**Exercise instructions**
For every entry that follows, return the words exactly and omit any picture.

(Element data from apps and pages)
┄┄┄┄┄┄┄┄┄┄┄┄┄┄┄┄┄┄┄┄
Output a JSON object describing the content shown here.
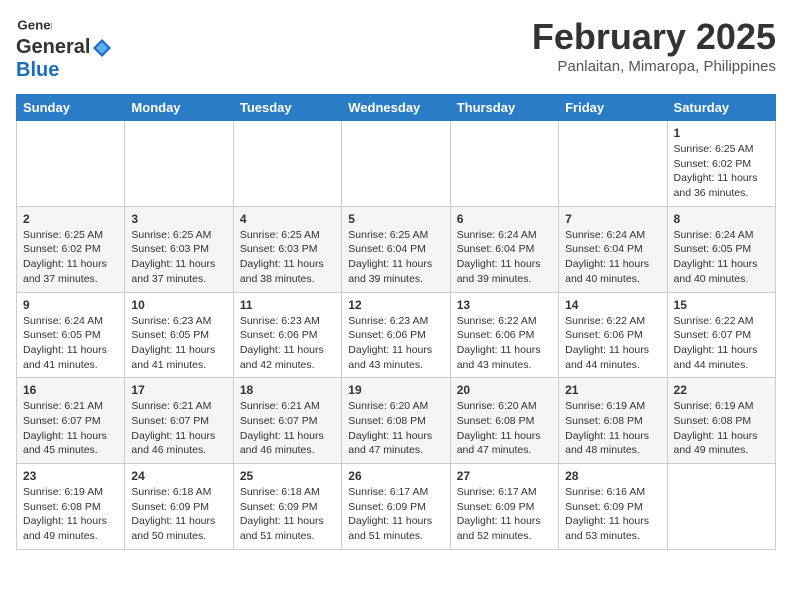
{
  "header": {
    "logo_general": "General",
    "logo_blue": "Blue",
    "title": "February 2025",
    "location": "Panlaitan, Mimaropa, Philippines"
  },
  "calendar": {
    "days_of_week": [
      "Sunday",
      "Monday",
      "Tuesday",
      "Wednesday",
      "Thursday",
      "Friday",
      "Saturday"
    ],
    "weeks": [
      [
        {
          "day": "",
          "info": ""
        },
        {
          "day": "",
          "info": ""
        },
        {
          "day": "",
          "info": ""
        },
        {
          "day": "",
          "info": ""
        },
        {
          "day": "",
          "info": ""
        },
        {
          "day": "",
          "info": ""
        },
        {
          "day": "1",
          "info": "Sunrise: 6:25 AM\nSunset: 6:02 PM\nDaylight: 11 hours\nand 36 minutes."
        }
      ],
      [
        {
          "day": "2",
          "info": "Sunrise: 6:25 AM\nSunset: 6:02 PM\nDaylight: 11 hours\nand 37 minutes."
        },
        {
          "day": "3",
          "info": "Sunrise: 6:25 AM\nSunset: 6:03 PM\nDaylight: 11 hours\nand 37 minutes."
        },
        {
          "day": "4",
          "info": "Sunrise: 6:25 AM\nSunset: 6:03 PM\nDaylight: 11 hours\nand 38 minutes."
        },
        {
          "day": "5",
          "info": "Sunrise: 6:25 AM\nSunset: 6:04 PM\nDaylight: 11 hours\nand 39 minutes."
        },
        {
          "day": "6",
          "info": "Sunrise: 6:24 AM\nSunset: 6:04 PM\nDaylight: 11 hours\nand 39 minutes."
        },
        {
          "day": "7",
          "info": "Sunrise: 6:24 AM\nSunset: 6:04 PM\nDaylight: 11 hours\nand 40 minutes."
        },
        {
          "day": "8",
          "info": "Sunrise: 6:24 AM\nSunset: 6:05 PM\nDaylight: 11 hours\nand 40 minutes."
        }
      ],
      [
        {
          "day": "9",
          "info": "Sunrise: 6:24 AM\nSunset: 6:05 PM\nDaylight: 11 hours\nand 41 minutes."
        },
        {
          "day": "10",
          "info": "Sunrise: 6:23 AM\nSunset: 6:05 PM\nDaylight: 11 hours\nand 41 minutes."
        },
        {
          "day": "11",
          "info": "Sunrise: 6:23 AM\nSunset: 6:06 PM\nDaylight: 11 hours\nand 42 minutes."
        },
        {
          "day": "12",
          "info": "Sunrise: 6:23 AM\nSunset: 6:06 PM\nDaylight: 11 hours\nand 43 minutes."
        },
        {
          "day": "13",
          "info": "Sunrise: 6:22 AM\nSunset: 6:06 PM\nDaylight: 11 hours\nand 43 minutes."
        },
        {
          "day": "14",
          "info": "Sunrise: 6:22 AM\nSunset: 6:06 PM\nDaylight: 11 hours\nand 44 minutes."
        },
        {
          "day": "15",
          "info": "Sunrise: 6:22 AM\nSunset: 6:07 PM\nDaylight: 11 hours\nand 44 minutes."
        }
      ],
      [
        {
          "day": "16",
          "info": "Sunrise: 6:21 AM\nSunset: 6:07 PM\nDaylight: 11 hours\nand 45 minutes."
        },
        {
          "day": "17",
          "info": "Sunrise: 6:21 AM\nSunset: 6:07 PM\nDaylight: 11 hours\nand 46 minutes."
        },
        {
          "day": "18",
          "info": "Sunrise: 6:21 AM\nSunset: 6:07 PM\nDaylight: 11 hours\nand 46 minutes."
        },
        {
          "day": "19",
          "info": "Sunrise: 6:20 AM\nSunset: 6:08 PM\nDaylight: 11 hours\nand 47 minutes."
        },
        {
          "day": "20",
          "info": "Sunrise: 6:20 AM\nSunset: 6:08 PM\nDaylight: 11 hours\nand 47 minutes."
        },
        {
          "day": "21",
          "info": "Sunrise: 6:19 AM\nSunset: 6:08 PM\nDaylight: 11 hours\nand 48 minutes."
        },
        {
          "day": "22",
          "info": "Sunrise: 6:19 AM\nSunset: 6:08 PM\nDaylight: 11 hours\nand 49 minutes."
        }
      ],
      [
        {
          "day": "23",
          "info": "Sunrise: 6:19 AM\nSunset: 6:08 PM\nDaylight: 11 hours\nand 49 minutes."
        },
        {
          "day": "24",
          "info": "Sunrise: 6:18 AM\nSunset: 6:09 PM\nDaylight: 11 hours\nand 50 minutes."
        },
        {
          "day": "25",
          "info": "Sunrise: 6:18 AM\nSunset: 6:09 PM\nDaylight: 11 hours\nand 51 minutes."
        },
        {
          "day": "26",
          "info": "Sunrise: 6:17 AM\nSunset: 6:09 PM\nDaylight: 11 hours\nand 51 minutes."
        },
        {
          "day": "27",
          "info": "Sunrise: 6:17 AM\nSunset: 6:09 PM\nDaylight: 11 hours\nand 52 minutes."
        },
        {
          "day": "28",
          "info": "Sunrise: 6:16 AM\nSunset: 6:09 PM\nDaylight: 11 hours\nand 53 minutes."
        },
        {
          "day": "",
          "info": ""
        }
      ]
    ]
  }
}
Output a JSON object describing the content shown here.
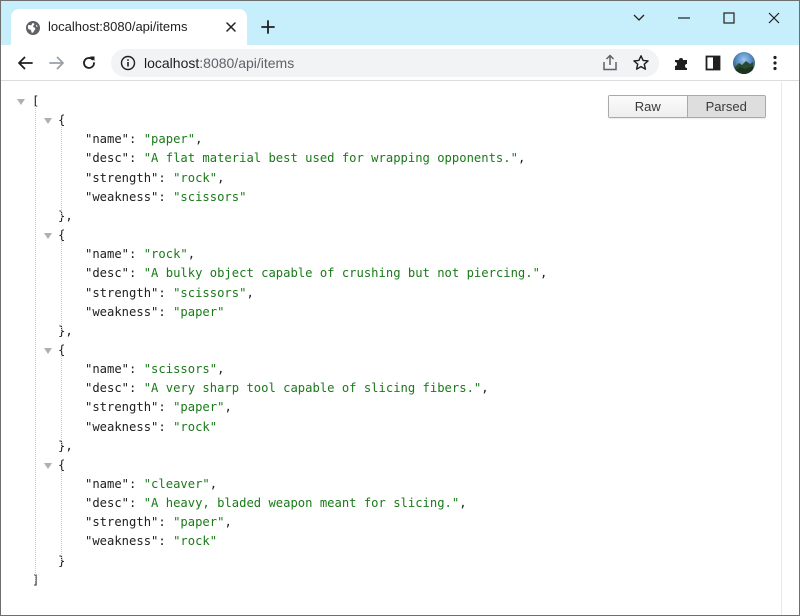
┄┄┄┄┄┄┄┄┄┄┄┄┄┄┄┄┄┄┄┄
**Response area**
Output a JSON object describing the content shown here.
{
  "header": {
    "logo_general": "General",
    "logo_blue": "Blue",
    "title": "February 2025",
    "location": "Panlaitan, Mimaropa, Philippines"
  },
  "calendar": {
    "days_of_week": [
      "Sunday",
      "Monday",
      "Tuesday",
      "Wednesday",
      "Thursday",
      "Friday",
      "Saturday"
    ],
    "weeks": [
      [
        {
          "day": "",
          "info": ""
        },
        {
          "day": "",
          "info": ""
        },
        {
          "day": "",
          "info": ""
        },
        {
          "day": "",
          "info": ""
        },
        {
          "day": "",
          "info": ""
        },
        {
          "day": "",
          "info": ""
        },
        {
          "day": "1",
          "info": "Sunrise: 6:25 AM\nSunset: 6:02 PM\nDaylight: 11 hours\nand 36 minutes."
        }
      ],
      [
        {
          "day": "2",
          "info": "Sunrise: 6:25 AM\nSunset: 6:02 PM\nDaylight: 11 hours\nand 37 minutes."
        },
        {
          "day": "3",
          "info": "Sunrise: 6:25 AM\nSunset: 6:03 PM\nDaylight: 11 hours\nand 37 minutes."
        },
        {
          "day": "4",
          "info": "Sunrise: 6:25 AM\nSunset: 6:03 PM\nDaylight: 11 hours\nand 38 minutes."
        },
        {
          "day": "5",
          "info": "Sunrise: 6:25 AM\nSunset: 6:04 PM\nDaylight: 11 hours\nand 39 minutes."
        },
        {
          "day": "6",
          "info": "Sunrise: 6:24 AM\nSunset: 6:04 PM\nDaylight: 11 hours\nand 39 minutes."
        },
        {
          "day": "7",
          "info": "Sunrise: 6:24 AM\nSunset: 6:04 PM\nDaylight: 11 hours\nand 40 minutes."
        },
        {
          "day": "8",
          "info": "Sunrise: 6:24 AM\nSunset: 6:05 PM\nDaylight: 11 hours\nand 40 minutes."
        }
      ],
      [
        {
          "day": "9",
          "info": "Sunrise: 6:24 AM\nSunset: 6:05 PM\nDaylight: 11 hours\nand 41 minutes."
        },
        {
          "day": "10",
          "info": "Sunrise: 6:23 AM\nSunset: 6:05 PM\nDaylight: 11 hours\nand 41 minutes."
        },
        {
          "day": "11",
          "info": "Sunrise: 6:23 AM\nSunset: 6:06 PM\nDaylight: 11 hours\nand 42 minutes."
        },
        {
          "day": "12",
          "info": "Sunrise: 6:23 AM\nSunset: 6:06 PM\nDaylight: 11 hours\nand 43 minutes."
        },
        {
          "day": "13",
          "info": "Sunrise: 6:22 AM\nSunset: 6:06 PM\nDaylight: 11 hours\nand 43 minutes."
        },
        {
          "day": "14",
          "info": "Sunrise: 6:22 AM\nSunset: 6:06 PM\nDaylight: 11 hours\nand 44 minutes."
        },
        {
          "day": "15",
          "info": "Sunrise: 6:22 AM\nSunset: 6:07 PM\nDaylight: 11 hours\nand 44 minutes."
        }
      ],
      [
        {
          "day": "16",
          "info": "Sunrise: 6:21 AM\nSunset: 6:07 PM\nDaylight: 11 hours\nand 45 minutes."
        },
        {
          "day": "17",
          "info": "Sunrise: 6:21 AM\nSunset: 6:07 PM\nDaylight: 11 hours\nand 46 minutes."
        },
        {
          "day": "18",
          "info": "Sunrise: 6:21 AM\nSunset: 6:07 PM\nDaylight: 11 hours\nand 46 minutes."
        },
        {
          "day": "19",
          "info": "Sunrise: 6:20 AM\nSunset: 6:08 PM\nDaylight: 11 hours\nand 47 minutes."
        },
        {
          "day": "20",
          "info": "Sunrise: 6:20 AM\nSunset: 6:08 PM\nDaylight: 11 hours\nand 47 minutes."
        },
        {
          "day": "21",
          "info": "Sunrise: 6:19 AM\nSunset: 6:08 PM\nDaylight: 11 hours\nand 48 minutes."
        },
        {
          "day": "22",
          "info": "Sunrise: 6:19 AM\nSunset: 6:08 PM\nDaylight: 11 hours\nand 49 minutes."
        }
      ],
      [
        {
          "day": "23",
          "info": "Sunrise: 6:19 AM\nSunset: 6:08 PM\nDaylight: 11 hours\nand 49 minutes."
        },
        {
          "day": "24",
          "info": "Sunrise: 6:18 AM\nSunset: 6:09 PM\nDaylight: 11 hours\nand 50 minutes."
        },
        {
          "day": "25",
          "info": "Sunrise: 6:18 AM\nSunset: 6:09 PM\nDaylight: 11 hours\nand 51 minutes."
        },
        {
          "day": "26",
          "info": "Sunrise: 6:17 AM\nSunset: 6:09 PM\nDaylight: 11 hours\nand 51 minutes."
        },
        {
          "day": "27",
          "info": "Sunrise: 6:17 AM\nSunset: 6:09 PM\nDaylight: 11 hours\nand 52 minutes."
        },
        {
          "day": "28",
          "info": "Sunrise: 6:16 AM\nSunset: 6:09 PM\nDaylight: 11 hours\nand 53 minutes."
        },
        {
          "day": "",
          "info": ""
        }
      ]
    ]
  }
}
Output a JSON object describing the content shown here.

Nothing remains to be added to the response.